Be conscious not to point blame at your partner by phrasing sentences that start with words such as “You make me... “ or “You didn’t…” Instead, begin by saying, “I feel hurt when…” or “I’m upset when…” Your partner will be less likely to be defensive if you don’t sound as though you’re in attack mode.
The water could be inducing a mildly meditative state of calm focus and gentle awareness. When we're by the water, our brains are held in a state of mild attentiveness. In this state, the brain is interested and engaged in the water, taking in sensory input but not distracted by an overload of it.
Great leaders know that finger-pointing does not solve problems. It only adds new ones. Instead, a leader starts problem-solving by narrowing down the issue. When the problem has been addressed and potentially solved, they ask their team members what they learned from the experience and how they can improve vulnerable areas.
How to take a solution-oriented approach to resolving problems - Thrive Global

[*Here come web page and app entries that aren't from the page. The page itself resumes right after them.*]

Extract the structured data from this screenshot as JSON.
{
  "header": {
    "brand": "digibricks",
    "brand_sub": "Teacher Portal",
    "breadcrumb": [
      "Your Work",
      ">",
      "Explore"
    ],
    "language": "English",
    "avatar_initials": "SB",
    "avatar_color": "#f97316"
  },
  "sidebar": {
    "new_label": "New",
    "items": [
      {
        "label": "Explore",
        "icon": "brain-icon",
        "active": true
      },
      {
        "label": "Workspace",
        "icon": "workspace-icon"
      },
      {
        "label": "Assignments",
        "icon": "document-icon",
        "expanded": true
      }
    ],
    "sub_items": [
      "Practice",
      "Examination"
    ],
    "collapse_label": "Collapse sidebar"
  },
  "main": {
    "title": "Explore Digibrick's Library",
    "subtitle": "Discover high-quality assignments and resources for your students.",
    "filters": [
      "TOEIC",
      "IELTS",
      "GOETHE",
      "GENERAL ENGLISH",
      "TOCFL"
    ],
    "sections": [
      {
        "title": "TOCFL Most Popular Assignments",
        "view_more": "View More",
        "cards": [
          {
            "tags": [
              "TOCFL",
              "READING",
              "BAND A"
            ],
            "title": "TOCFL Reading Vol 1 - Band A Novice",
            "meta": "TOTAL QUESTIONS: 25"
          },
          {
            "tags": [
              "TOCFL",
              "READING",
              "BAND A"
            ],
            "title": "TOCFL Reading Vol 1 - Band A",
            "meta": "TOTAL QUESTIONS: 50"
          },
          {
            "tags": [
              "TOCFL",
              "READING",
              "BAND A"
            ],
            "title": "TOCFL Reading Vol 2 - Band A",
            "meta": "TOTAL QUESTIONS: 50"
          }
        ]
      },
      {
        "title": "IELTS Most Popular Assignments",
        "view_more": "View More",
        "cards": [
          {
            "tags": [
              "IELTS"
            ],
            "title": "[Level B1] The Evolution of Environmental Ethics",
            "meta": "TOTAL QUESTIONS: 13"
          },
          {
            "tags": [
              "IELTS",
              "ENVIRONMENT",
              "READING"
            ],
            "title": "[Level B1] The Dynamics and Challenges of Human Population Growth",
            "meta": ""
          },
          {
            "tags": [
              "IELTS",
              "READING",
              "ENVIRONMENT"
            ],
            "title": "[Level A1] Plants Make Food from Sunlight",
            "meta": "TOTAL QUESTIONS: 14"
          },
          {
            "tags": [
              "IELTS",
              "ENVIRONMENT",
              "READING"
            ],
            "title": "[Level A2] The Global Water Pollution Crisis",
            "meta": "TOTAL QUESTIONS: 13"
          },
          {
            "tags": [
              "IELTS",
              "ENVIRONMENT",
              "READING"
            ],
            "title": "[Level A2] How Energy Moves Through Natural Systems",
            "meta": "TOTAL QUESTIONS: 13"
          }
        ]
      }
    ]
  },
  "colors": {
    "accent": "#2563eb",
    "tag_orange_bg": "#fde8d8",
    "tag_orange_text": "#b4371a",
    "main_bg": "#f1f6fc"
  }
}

Comment on the issue, not the person . Example, “The clothes are dirty” and not “You are dirty.” Don’t make personal attack s. Comments like “I’m so tired of…” or “You’re so... ” come across as accusatory. Use passive voice instead of active to shift the attention from the person to the subject matter. Example: "You were bad." vs "What you did was bad." Share how it affects you instead of how bad it was to shifts the focus from the person and to yourself, which lets the person take a step back to evaluate the situation while giving insight to where you are coming from.
How to Give Constructive Criticism: 6 Helpful Tips | Personal Excellence